## Given records

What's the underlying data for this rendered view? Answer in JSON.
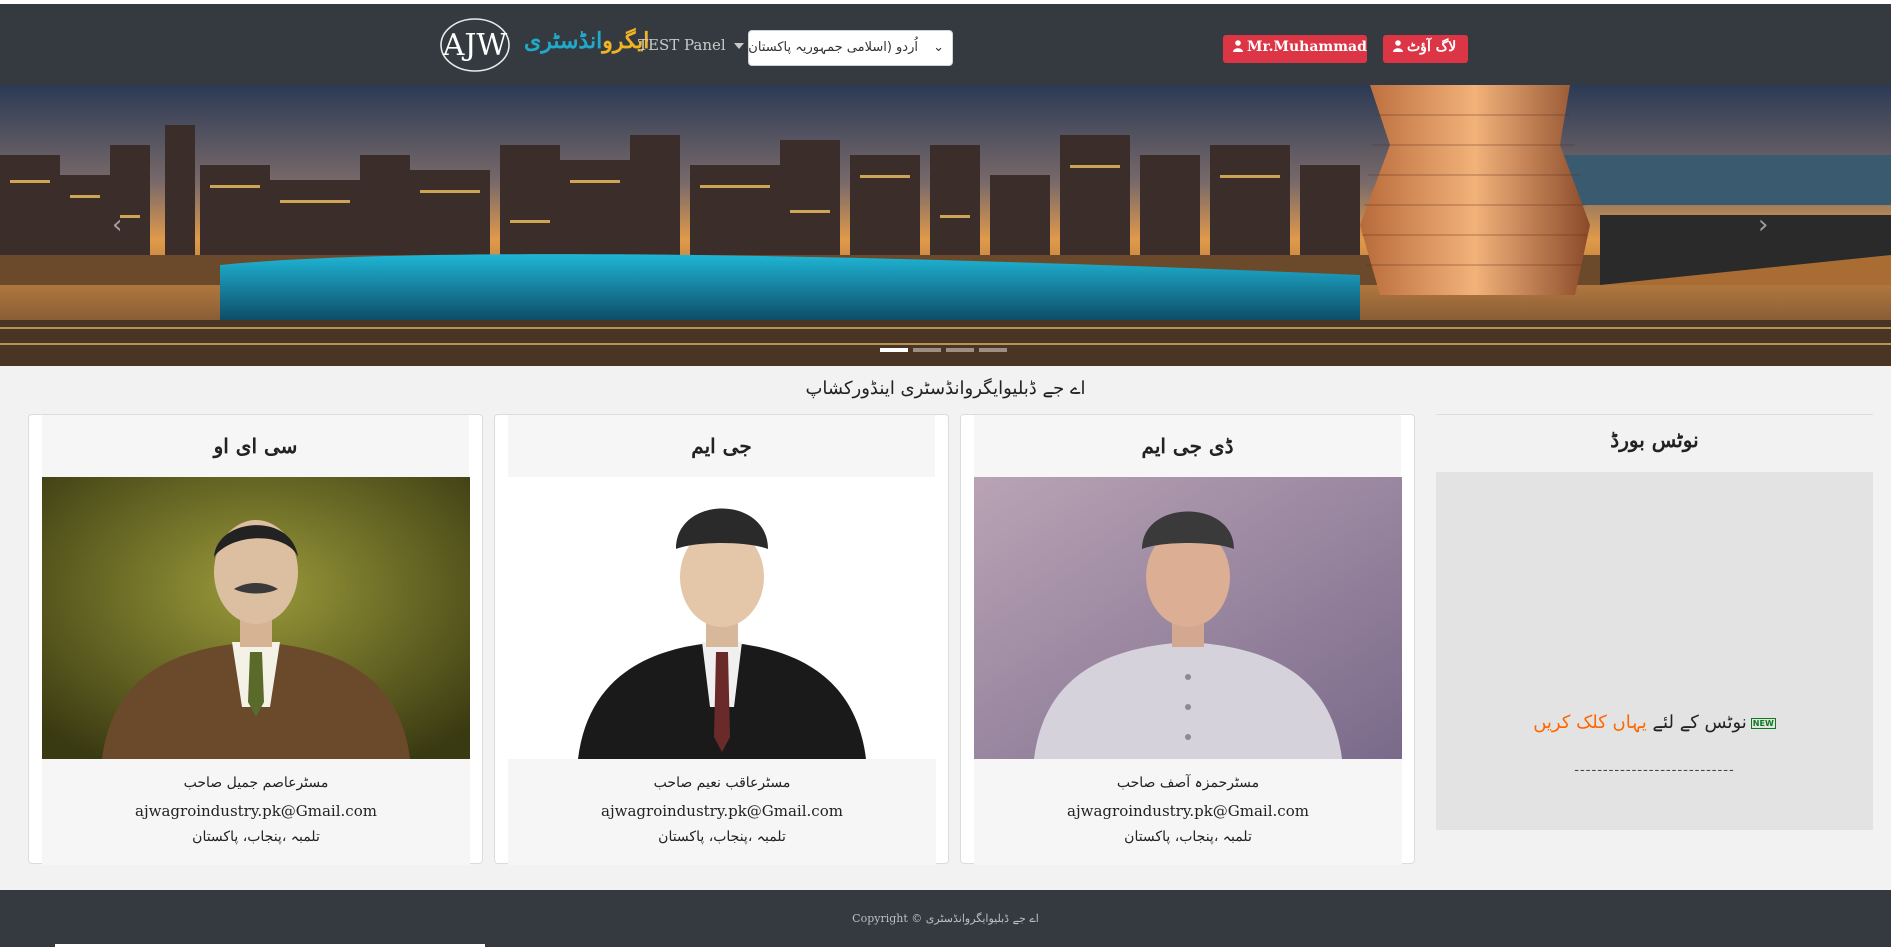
{
  "header": {
    "logo_text": "AJW",
    "brand_part1": "ایگرو",
    "brand_part2": "انڈسٹری",
    "panel_label": "TEST Panel",
    "language_selected": "اُردو (اسلامی جمہوریہ پاکستان)",
    "user_button": "Mr.Muhammad",
    "logout_button": "لاگ آؤٹ"
  },
  "carousel": {
    "prev_icon": "chevron-left-icon",
    "next_icon": "chevron-right-icon",
    "prev_glyph": "‹",
    "next_glyph": "›",
    "slide_count": 4,
    "active_slide": 1
  },
  "main": {
    "section_title": "اے جے ڈبلیوایگروانڈسٹری اینڈورکشاپ",
    "cards": [
      {
        "title": "سی ای او",
        "name": "مسٹرعاصم جمیل صاحب",
        "email": "ajwagroindustry.pk@Gmail.com",
        "location": "تلمبہ ،پنجاب، پاکستان"
      },
      {
        "title": "جی ایم",
        "name": "مسٹرعاقب نعیم صاحب",
        "email": "ajwagroindustry.pk@Gmail.com",
        "location": "تلمبہ ،پنجاب، پاکستان"
      },
      {
        "title": "ڈی جی ایم",
        "name": "مسٹرحمزہ آصف صاحب",
        "email": "ajwagroindustry.pk@Gmail.com",
        "location": "تلمبہ ،پنجاب، پاکستان"
      }
    ]
  },
  "notice": {
    "title": "نوٹس بورڈ",
    "badge": "NEW",
    "text_before": "نوٹس کے لئے ",
    "link_text": "یہاں کلک کریں",
    "dashes": "----------------------------"
  },
  "footer": {
    "copyright": "اے جے ڈبلیوایگروانڈسٹری © Copyright"
  },
  "colors": {
    "navbar": "#343a40",
    "danger": "#dc3545",
    "brand_gold": "#f0b323",
    "brand_blue": "#21a9c9",
    "link_orange": "#ff6600"
  }
}
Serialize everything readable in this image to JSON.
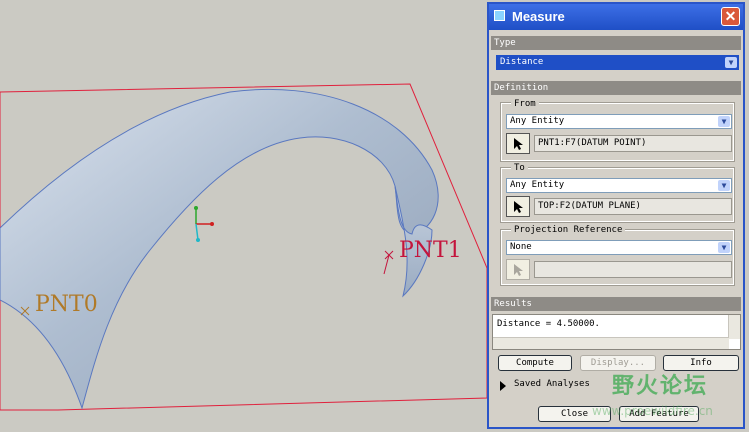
{
  "viewport": {
    "point_labels": [
      "PNT0",
      "PNT1"
    ]
  },
  "dialog": {
    "title": "Measure",
    "close_glyph": "✕",
    "sections": {
      "type": "Type",
      "definition": "Definition",
      "results": "Results"
    },
    "type_select": "Distance",
    "from": {
      "label": "From",
      "filter": "Any Entity",
      "selection": "PNT1:F7(DATUM POINT)"
    },
    "to": {
      "label": "To",
      "filter": "Any Entity",
      "selection": "TOP:F2(DATUM PLANE)"
    },
    "projection": {
      "label": "Projection Reference",
      "filter": "None",
      "selection": ""
    },
    "result_text": "Distance = 4.50000.",
    "buttons": {
      "compute": "Compute",
      "display": "Display...",
      "info": "Info",
      "close": "Close",
      "add_feature": "Add Feature"
    },
    "saved_analyses": "Saved Analyses"
  },
  "watermark": {
    "text": "野火论坛",
    "url": "www.proewildfire.cn"
  },
  "colors": {
    "background": "#cbcac3",
    "surface": "#b3c2d6",
    "datum_plane": "#e0203c",
    "title_bar": "#2a55c8"
  },
  "icons": [
    "select-arrow-icon",
    "dropdown-arrow-icon",
    "close-icon",
    "expand-arrow-icon",
    "coordinate-axes-icon"
  ]
}
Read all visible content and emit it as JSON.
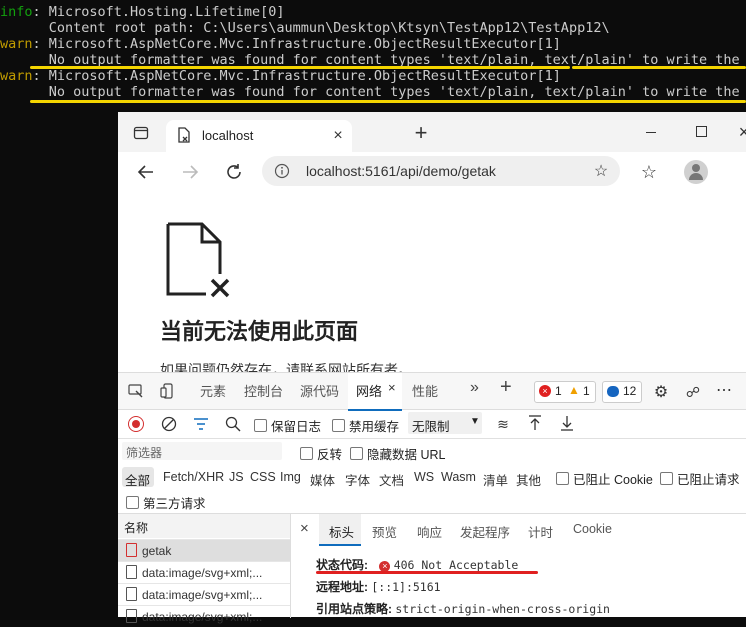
{
  "terminal": {
    "lines": [
      {
        "prefix": "info",
        "sep": ": ",
        "text": "Microsoft.Hosting.Lifetime[0]"
      },
      {
        "prefix": "",
        "sep": "",
        "text": "      Content root path: C:\\Users\\aummun\\Desktop\\Ktsyn\\TestApp12\\TestApp12\\"
      },
      {
        "prefix": "warn",
        "sep": ": ",
        "text": "Microsoft.AspNetCore.Mvc.Infrastructure.ObjectResultExecutor[1]"
      },
      {
        "prefix": "",
        "sep": "",
        "text": "      No output formatter was found for content types 'text/plain, text/plain' to write the re"
      },
      {
        "prefix": "warn",
        "sep": ": ",
        "text": "Microsoft.AspNetCore.Mvc.Infrastructure.ObjectResultExecutor[1]"
      },
      {
        "prefix": "",
        "sep": "",
        "text": "      No output formatter was found for content types 'text/plain, text/plain' to write the re"
      }
    ],
    "highlight_color": "#f4d500"
  },
  "browser": {
    "tab_title": "localhost",
    "url": "localhost:5161/api/demo/getak",
    "error_title": "当前无法使用此页面",
    "error_text": "如果问题仍然存在，请联系网站所有者。"
  },
  "devtools": {
    "tabs": [
      "元素",
      "控制台",
      "源代码",
      "网络",
      "性能"
    ],
    "active_tab": "网络",
    "badges": {
      "errors": "1",
      "warnings": "1",
      "messages": "12"
    },
    "toolbar": {
      "preserve_log": "保留日志",
      "disable_cache": "禁用缓存",
      "throttle": "无限制"
    },
    "filter": {
      "placeholder": "筛选器",
      "invert": "反转",
      "hide_data_urls": "隐藏数据 URL"
    },
    "types": [
      "全部",
      "Fetch/XHR",
      "JS",
      "CSS",
      "Img",
      "媒体",
      "字体",
      "文档",
      "WS",
      "Wasm",
      "清单",
      "其他"
    ],
    "blocked_cookies": "已阻止 Cookie",
    "blocked_requests": "已阻止请求",
    "third_party": "第三方请求",
    "name_header": "名称",
    "requests": [
      "getak",
      "data:image/svg+xml;...",
      "data:image/svg+xml;...",
      "data:image/svg+xml;..."
    ],
    "detail_tabs": [
      "标头",
      "预览",
      "响应",
      "发起程序",
      "计时",
      "Cookie"
    ],
    "active_detail_tab": "标头",
    "headers": [
      {
        "key": "状态代码:",
        "value": "406 Not Acceptable"
      },
      {
        "key": "远程地址:",
        "value": "[::1]:5161"
      },
      {
        "key": "引用站点策略:",
        "value": "strict-origin-when-cross-origin"
      }
    ],
    "status_underline_color": "#e02020"
  }
}
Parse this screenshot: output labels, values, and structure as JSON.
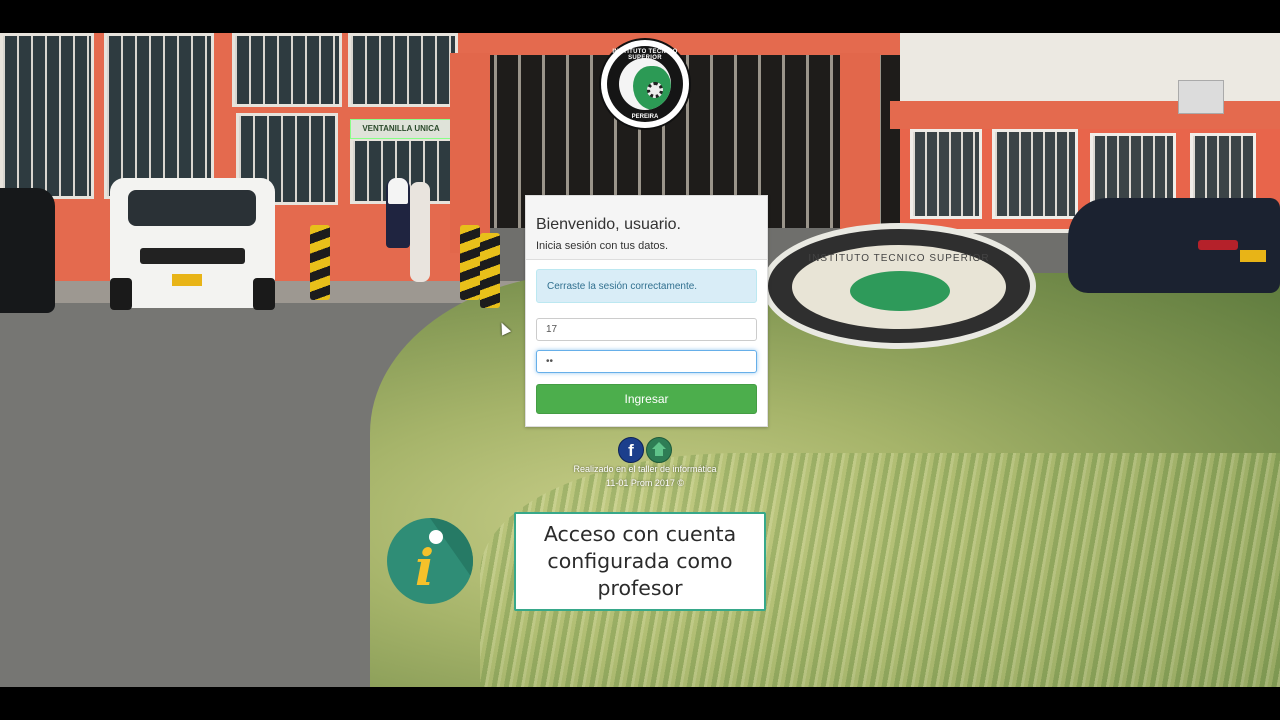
{
  "login": {
    "title": "Bienvenido, usuario.",
    "subtitle": "Inicia sesión con tus datos.",
    "alert": "Cerraste la sesión correctamente.",
    "username_value": "17",
    "password_value": "••",
    "submit_label": "Ingresar"
  },
  "logo": {
    "text_top": "INSTITUTO TECNICO SUPERIOR",
    "text_bottom": "PEREIRA"
  },
  "background": {
    "sign_text": "VENTANILLA UNICA",
    "emblem_text": "INSTITUTO TECNICO SUPERIOR"
  },
  "footer": {
    "line1": "Realizado en el taller de informática",
    "line2": "11-01 Prom 2017 ©",
    "icons": [
      "facebook-icon",
      "home-icon"
    ]
  },
  "overlay": {
    "caption": "Acceso con cuenta configurada como profesor",
    "icon": "info-icon",
    "icon_letter": "i"
  },
  "colors": {
    "accent_green": "#4cae4c",
    "alert_bg": "#d9edf7",
    "info_teal": "#2f8d76"
  }
}
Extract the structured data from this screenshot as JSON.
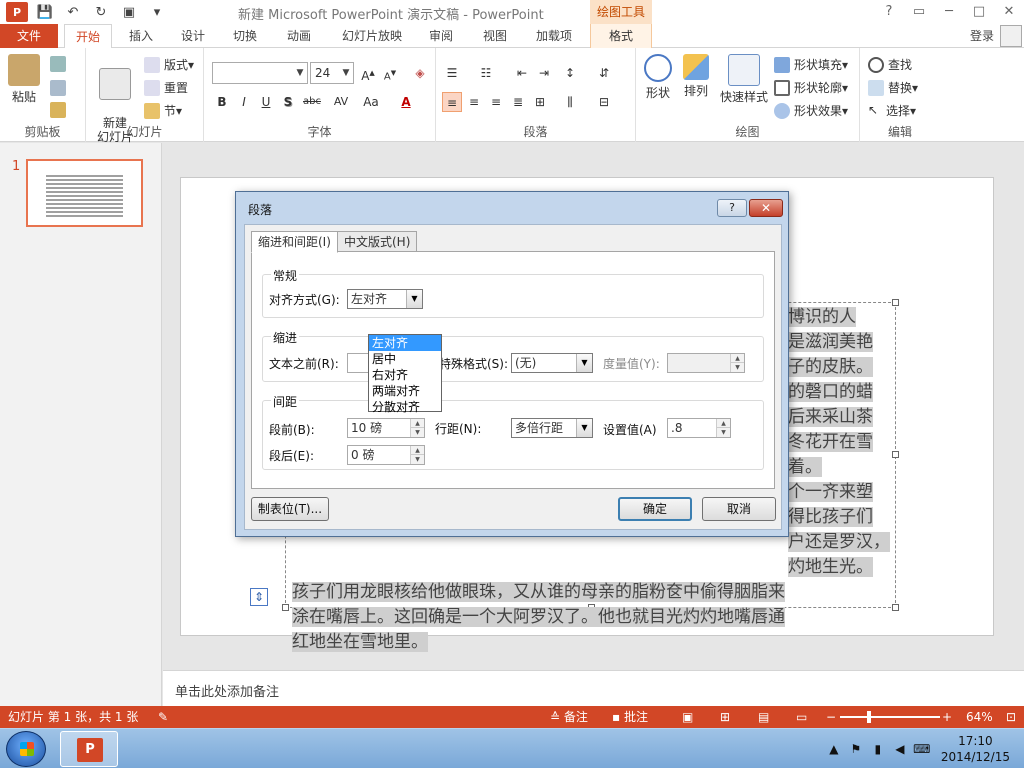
{
  "window": {
    "title": "新建 Microsoft PowerPoint 演示文稿 - PowerPoint",
    "app_logo": "P",
    "contextual_tab_group": "绘图工具",
    "controls": [
      "?",
      "▭",
      "─",
      "□",
      "✕"
    ]
  },
  "tabs": {
    "file": "文件",
    "items": [
      "开始",
      "插入",
      "设计",
      "切换",
      "动画",
      "幻灯片放映",
      "审阅",
      "视图",
      "加载项",
      "格式"
    ],
    "active": "开始",
    "login": "登录"
  },
  "ribbon": {
    "clipboard": {
      "label": "剪贴板",
      "paste": "粘贴"
    },
    "slides": {
      "label": "幻灯片",
      "new_slide": "新建\n幻灯片",
      "layout": "版式",
      "reset": "重置",
      "section": "节"
    },
    "font": {
      "label": "字体",
      "font_name": "",
      "font_size": "24",
      "bold": "B",
      "italic": "I",
      "underline": "U",
      "shadow": "S",
      "strike": "abc",
      "spacing": "AV",
      "case": "Aa",
      "color": "A"
    },
    "paragraph": {
      "label": "段落"
    },
    "drawing": {
      "label": "绘图",
      "shapes": "形状",
      "arrange": "排列",
      "quick_styles": "快速样式",
      "fill": "形状填充",
      "outline": "形状轮廓",
      "effects": "形状效果"
    },
    "editing": {
      "label": "编辑",
      "find": "查找",
      "replace": "替换",
      "select": "选择"
    }
  },
  "thumbnail": {
    "number": "1"
  },
  "slide_text": [
    "博识的人",
    "是滋润美艳",
    "子的皮肤。",
    "的磬口的蜡",
    "后来采山茶",
    "冬花开在雪",
    "着。",
    "个一齐来塑",
    "得比孩子们",
    "户还是罗汉，",
    "灼地生光。",
    "孩子们用龙眼核给他做眼珠，又从谁的母亲的脂粉奁中偷得胭脂来",
    "涂在嘴唇上。这回确是一个大阿罗汉了。他也就目光灼灼地嘴唇通",
    "红地坐在雪地里。"
  ],
  "notes": {
    "placeholder": "单击此处添加备注"
  },
  "status": {
    "slide_info": "幻灯片 第 1 张，共 1 张",
    "notes_btn": "备注",
    "comments_btn": "批注",
    "zoom": "64%",
    "zoom_fraction": 0.64
  },
  "taskbar": {
    "time": "17:10",
    "date": "2014/12/15",
    "app_letter": "P"
  },
  "dialog": {
    "title": "段落",
    "help": "?",
    "close": "✕",
    "tabs": [
      "缩进和间距(I)",
      "中文版式(H)"
    ],
    "general": {
      "title": "常规",
      "alignment_label": "对齐方式(G):",
      "alignment_value": "左对齐",
      "alignment_options": [
        "左对齐",
        "居中",
        "右对齐",
        "两端对齐",
        "分散对齐"
      ]
    },
    "indent": {
      "title": "缩进",
      "before_text_label": "文本之前(R):",
      "special_label": "特殊格式(S):",
      "special_value": "(无)",
      "measure_label": "度量值(Y):",
      "measure_value": ""
    },
    "spacing": {
      "title": "间距",
      "before_label": "段前(B):",
      "before_value": "10 磅",
      "after_label": "段后(E):",
      "after_value": "0 磅",
      "line_label": "行距(N):",
      "line_value": "多倍行距",
      "set_label": "设置值(A)",
      "set_value": ".8"
    },
    "tabs_button": "制表位(T)...",
    "ok": "确定",
    "cancel": "取消"
  }
}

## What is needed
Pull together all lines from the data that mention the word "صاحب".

## Reply to the exercise
        "name": "مسٹرعاصم جمیل صاحب",
        "name": "مسٹرعاقب نعیم صاحب",
        "name": "مسٹرحمزہ آصف صاحب",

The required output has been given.